Listen to entire program here:
Next week (Jan 16-20) is Mental Health Awareness Week on campus. Mental health has long been considered a rather taboo subject and many people suffer as a result. The shame and confusion associated with mental illness locks too many in isolation and despair. On the program I wanted to take a look at mental illness from a social justice perspective, and that means taking a look back in history at the disease and how it was viewed and treated, and how pwoplw coped. The disease is certainly not respectful of class, income or social standing; yet treatment and access to it are dependent on all three. (LINK: Canadian Mental Health Association/Windsor Branch)

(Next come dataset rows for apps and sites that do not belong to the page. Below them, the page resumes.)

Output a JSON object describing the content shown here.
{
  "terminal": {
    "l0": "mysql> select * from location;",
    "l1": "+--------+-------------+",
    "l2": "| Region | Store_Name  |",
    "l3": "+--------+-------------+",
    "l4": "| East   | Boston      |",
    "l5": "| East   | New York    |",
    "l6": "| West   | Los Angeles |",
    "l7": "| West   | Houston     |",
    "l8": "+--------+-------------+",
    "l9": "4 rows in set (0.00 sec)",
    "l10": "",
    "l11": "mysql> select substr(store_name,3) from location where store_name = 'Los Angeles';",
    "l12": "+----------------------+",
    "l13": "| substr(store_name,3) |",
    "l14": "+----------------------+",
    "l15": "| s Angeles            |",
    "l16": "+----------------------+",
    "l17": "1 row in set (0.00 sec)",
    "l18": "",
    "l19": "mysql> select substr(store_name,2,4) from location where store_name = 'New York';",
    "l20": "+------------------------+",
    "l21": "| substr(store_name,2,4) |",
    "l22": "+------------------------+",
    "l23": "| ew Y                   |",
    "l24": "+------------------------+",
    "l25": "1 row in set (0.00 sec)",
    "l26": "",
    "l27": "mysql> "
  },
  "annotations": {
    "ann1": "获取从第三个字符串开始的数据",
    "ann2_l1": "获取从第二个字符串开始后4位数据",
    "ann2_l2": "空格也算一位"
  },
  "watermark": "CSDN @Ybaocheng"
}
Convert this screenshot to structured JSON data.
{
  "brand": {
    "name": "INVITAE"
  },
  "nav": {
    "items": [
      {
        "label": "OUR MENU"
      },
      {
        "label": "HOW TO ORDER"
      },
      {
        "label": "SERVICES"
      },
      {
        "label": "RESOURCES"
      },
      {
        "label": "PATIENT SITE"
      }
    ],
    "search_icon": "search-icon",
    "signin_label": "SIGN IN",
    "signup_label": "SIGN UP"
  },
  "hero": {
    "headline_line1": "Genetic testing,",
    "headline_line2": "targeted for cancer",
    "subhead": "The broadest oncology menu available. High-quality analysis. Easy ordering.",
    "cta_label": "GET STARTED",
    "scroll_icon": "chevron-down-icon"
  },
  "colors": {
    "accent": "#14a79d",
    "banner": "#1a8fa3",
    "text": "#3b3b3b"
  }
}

During my stay in Senator Croll Park as part of Occupy Windsor, we met, as I would say all other Occupy sites did, homeless people who were attracted to us for shelter, food and clothes. What was also evident was that many suffered from some sort of mental illness. We had to call an ambulance several times for one fellow in particular who was not able to look after himself (taking medicine when required and eating regularly) and seemed disconnected from the world around him. As far as we know he got the help he needed and one has to ask, what if we hadn’t been in the park? Also, even if someone is of sound mund and body, after a length of time homeless on the streets as an outcast, the wear and tear on mind and body is tremendous. Nowhere is the stigma about mental health more acute than with those on the street. How do they get help, especially compared to those more privileged in society? What historically has been the answer?
For some perspective, in the first half hour I spoke to Windsor native and York University Associate Professor Geoffery Reaume, who teaches in the Critical Disability Graduate Program in the Faculty of Graduate Studies and in the School of Health Policy and Management in the Faculty of Health. He is also a mental health survivor. Professor Reaume was the keynote speaker at last year’s awareness week here at UWindsor ( Mad People’s History). Reaume spoke at length about the Centre of Addiction and Mental Health , and you can read an article about the “Wall Art” here.
In the second half hour I spoke to Steve Green, community and food activist and founder of the Windsor Essex Community Supported Agriculture. Green is promoting and upcoming film night at The Capitol Theatre:
Green is a passionate advocate for citizen empowerment and is a leading figure in the local struggle in the advancement of citizen led democracy.